Joined
·
5,788 Posts
Have visitors toss treats instead of holding them... if the dog still won't take tossed treats, try giving treats yourself (as long as the dog is showing calm interest in the person).

Slow, gradual, positive and patient baby steps in every area are crucial. Never force the dog into something he's not ready for, and never punish him for being afraid (no coddling either!)

Highly recommend P. McConnell's book "The Cautious Canine" as well as Deborah Wood's "Help for your Shy Dog".
 

·
Registered
Joined
·
660 Posts
Discussion Starter #15
Secondly, what in the world could have happened to him to make him this way? It is so sad to think of. :'(
From what we know, he and 50 of his "siblings" were owned by a breeder who fell ill and was no longer able to care for them. She must have lived on a farm b/c she was feeding them small amounts of cracked corn (no dog food at all). After the authorities were informed of the situation and gave her 30 days to get rid of all of them, a friend of hers took 25 of the labs to Minneapolis and adopted them out. The other 25 were brought to the humane society, which is where we found our Dozer. He and the others we saw all had the same sad mannerisms...tail between the legs, crouched to the ground, refusal to take treats from anyone and he wouldn't even look at us.

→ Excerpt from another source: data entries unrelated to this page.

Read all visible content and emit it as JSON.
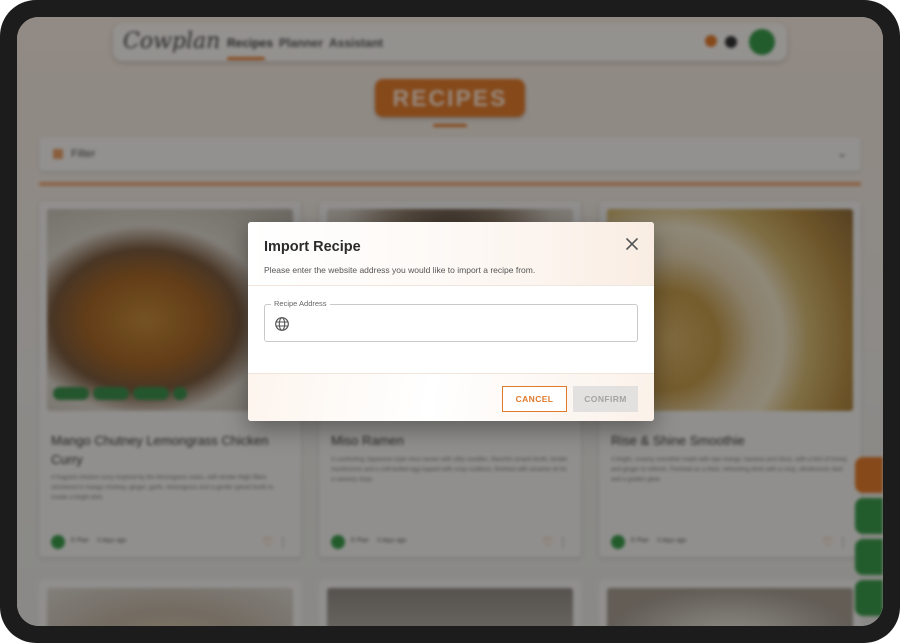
{
  "app": {
    "logo": "Cowplan",
    "nav": [
      "Recipes",
      "Planner",
      "Assistant"
    ],
    "page_title": "RECIPES",
    "filter_label": "Filter",
    "recipes": [
      {
        "title": "Mango Chutney Lemongrass Chicken Curry",
        "description": "A fragrant chicken curry inspired by the lemongrass notes, with tender thigh fillets simmered in mango chutney, ginger, garlic, lemongrass and a gentle spiced broth to create a bright dish.",
        "author": "E Plan",
        "time": "3 days ago"
      },
      {
        "title": "Miso Ramen",
        "description": "A comforting Japanese-style miso ramen with silky noodles, flavorful umami broth, tender mushrooms and a soft-boiled egg topped with crisp scallions, finished with sesame oil for a savoury slurp.",
        "author": "E Plan",
        "time": "3 days ago"
      },
      {
        "title": "Rise & Shine Smoothie",
        "description": "A bright, creamy smoothie made with ripe mango, banana and citrus, with a hint of honey and ginger to refresh. Finished as a thick, refreshing drink with a crisp, wholesome start and a golden glow.",
        "author": "E Plan",
        "time": "3 days ago"
      }
    ]
  },
  "dialog": {
    "title": "Import Recipe",
    "subtitle": "Please enter the website address you would like to import a recipe from.",
    "field_label": "Recipe Address",
    "field_value": "",
    "field_placeholder": "",
    "cancel_label": "CANCEL",
    "confirm_label": "CONFIRM",
    "close_icon": "close-icon",
    "field_icon": "globe-icon"
  },
  "colors": {
    "accent": "#e07a2c",
    "green": "#3a9a4a",
    "disabled_bg": "#e3e1df",
    "disabled_text": "#a3a3a3"
  }
}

Aside from that he was also a physical mess...he was underweight, had whipworms, scars all over his nose from fighting at mealtime, a perfect bite out of one of his ears, his tail is permanently bent from being broken at one time, and the tip of it was chewed off. Most of his teeth are also worn down from chewing on his cage bars. The humane society also told us that none of them had ever had so much as a toy, so it was likely that they wouldn't know what to do with one.

Luckily he has recovered a lot in the month and a half we've had him...he's gained weight, the worms are gone, and his fur is growing in over the scars. He has figured out catch and loves to swim, and even has a favorite stuffed toy. Even though it's been a lot of work, being able to see the small steps he makes every day has been incredibly gratifying. It just breaks my heart to think of what he's gone through, and I want nothing more for him to be the happy, confident lab he should be. Thank you so much for all the suggestions, they will definitely help him to heal. :)
 
1 - 15 of 15 Posts
Top